    The Journal of reproductive medicine 09/2013; 58(9-10):377-82. · 0.70 Impact Factor
  • Suneet P Chauhan · Mary E D'Alton ·

    Seminars in perinatology 08/2013; 37(4):205-6. DOI:10.1053/j.semperi.2013.04.009 · 2.68 Impact Factor

Publication Stats

6k Citations
1,097.98 Total Impact Points
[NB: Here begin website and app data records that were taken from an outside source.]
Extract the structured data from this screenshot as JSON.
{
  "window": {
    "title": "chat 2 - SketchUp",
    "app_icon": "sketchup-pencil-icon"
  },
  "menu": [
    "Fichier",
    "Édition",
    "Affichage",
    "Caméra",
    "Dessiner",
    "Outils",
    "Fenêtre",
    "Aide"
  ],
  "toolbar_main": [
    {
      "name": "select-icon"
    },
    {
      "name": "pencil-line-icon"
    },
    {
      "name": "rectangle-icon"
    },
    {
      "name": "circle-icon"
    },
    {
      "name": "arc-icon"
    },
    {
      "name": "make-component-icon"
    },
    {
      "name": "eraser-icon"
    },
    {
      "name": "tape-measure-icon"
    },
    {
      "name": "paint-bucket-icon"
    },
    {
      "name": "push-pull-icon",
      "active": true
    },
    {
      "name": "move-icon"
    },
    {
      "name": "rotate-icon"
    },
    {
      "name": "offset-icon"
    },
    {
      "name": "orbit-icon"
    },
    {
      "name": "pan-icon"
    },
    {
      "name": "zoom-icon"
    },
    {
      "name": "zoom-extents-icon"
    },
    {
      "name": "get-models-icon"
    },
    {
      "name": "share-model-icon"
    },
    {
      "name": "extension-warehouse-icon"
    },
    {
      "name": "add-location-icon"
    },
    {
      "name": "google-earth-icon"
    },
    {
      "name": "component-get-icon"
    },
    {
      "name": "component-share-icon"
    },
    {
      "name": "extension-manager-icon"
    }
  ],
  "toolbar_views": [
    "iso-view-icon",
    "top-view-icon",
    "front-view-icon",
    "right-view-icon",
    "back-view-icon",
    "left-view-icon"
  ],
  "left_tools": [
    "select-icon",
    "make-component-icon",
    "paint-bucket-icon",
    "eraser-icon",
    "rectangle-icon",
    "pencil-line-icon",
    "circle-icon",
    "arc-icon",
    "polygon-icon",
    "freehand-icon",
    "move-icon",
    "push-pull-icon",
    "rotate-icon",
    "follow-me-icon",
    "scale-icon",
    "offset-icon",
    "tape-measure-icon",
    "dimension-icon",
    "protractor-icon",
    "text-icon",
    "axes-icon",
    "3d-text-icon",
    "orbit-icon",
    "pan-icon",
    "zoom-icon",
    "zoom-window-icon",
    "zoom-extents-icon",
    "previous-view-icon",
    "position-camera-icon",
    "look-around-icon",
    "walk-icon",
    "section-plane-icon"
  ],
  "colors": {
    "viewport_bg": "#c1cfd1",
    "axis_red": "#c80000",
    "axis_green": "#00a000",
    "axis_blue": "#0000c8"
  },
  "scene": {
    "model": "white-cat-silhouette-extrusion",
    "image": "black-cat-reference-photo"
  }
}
  • 2009-2015
    • Society for Maternal-Fetal Medicine
      New York, New York, United States
    • University of Utah
      • Department of Obstetrics and Gynecology
      Salt Lake City, UT, United States
  • 2001-2015
    • Columbia University
      • Department of Obstetrics and Gynecology
      New York, New York, United States
  • 2001-2014
    • CUNY Graduate Center
      New York, New York, United States
  • 2013
    • Gracie Square Hospital, New York, NY
      New York City, New York, United States
  • 2011
    • Alpert Medical School - Brown University
      • Department of Pathology and Laboratory Medicine
      Providence, Rhode Island, United States
  • 2010
    • Massachusetts General Hospital
      • Department of Obstetrics and Gynecology
      Boston, MA, United States
  • 1999-2010
    • Mid-Columbia Medical Center
      DLS, Oregon, United States
    • Tufts Medical Center
      Boston, Massachusetts, United States
  • 1993-2009
    • Tufts University
      • Department of Obstetrics and Gynecology
      Medford, MA, United States
  • 2008
    • University of Cambridge
      • Department of Obstetrics & Gynaecology
      Cambridge, England, United Kingdom
  • 2007
    • Texas A&M University - Galveston
      Galveston, Texas, United States
    • University of Washington Seattle
      • Department of Obstetrics and Gynecology
      Seattle, Washington, United States
  • 2006-2007
    • Boston University
      • Department of Biostatistics
      Boston, Massachusetts, United States
    • William Beaumont Army Medical Center
      El Paso, Texas, United States
    • Rotunda Hospital
      Dublin, Leinster, Ireland
  • 2004
      Newark, New Jersey, United States
  • 2003-2004
    • New York Presbyterian Hospital
      • Department of Obstetrics and Gynecology
      New York City, New York, United States
  • 1994-2000
    • University of Massachusetts Boston
      Boston, Massachusetts, United States
  • 1997
    • Dartmouth–Hitchcock Medical Center
      Lebanon, New Hampshire, United States
    • The Children's Hospital of Philadelphia
      • Center for Fetal Diagnosis and Treatment
      Filadelfia, Pennsylvania, United States
  • 1996
    • National Maternity Hospital
      Dublin, Leinster, Ireland
    • Boston Children's Hospital
      • Department of Pediatrics
      Boston, MA, United States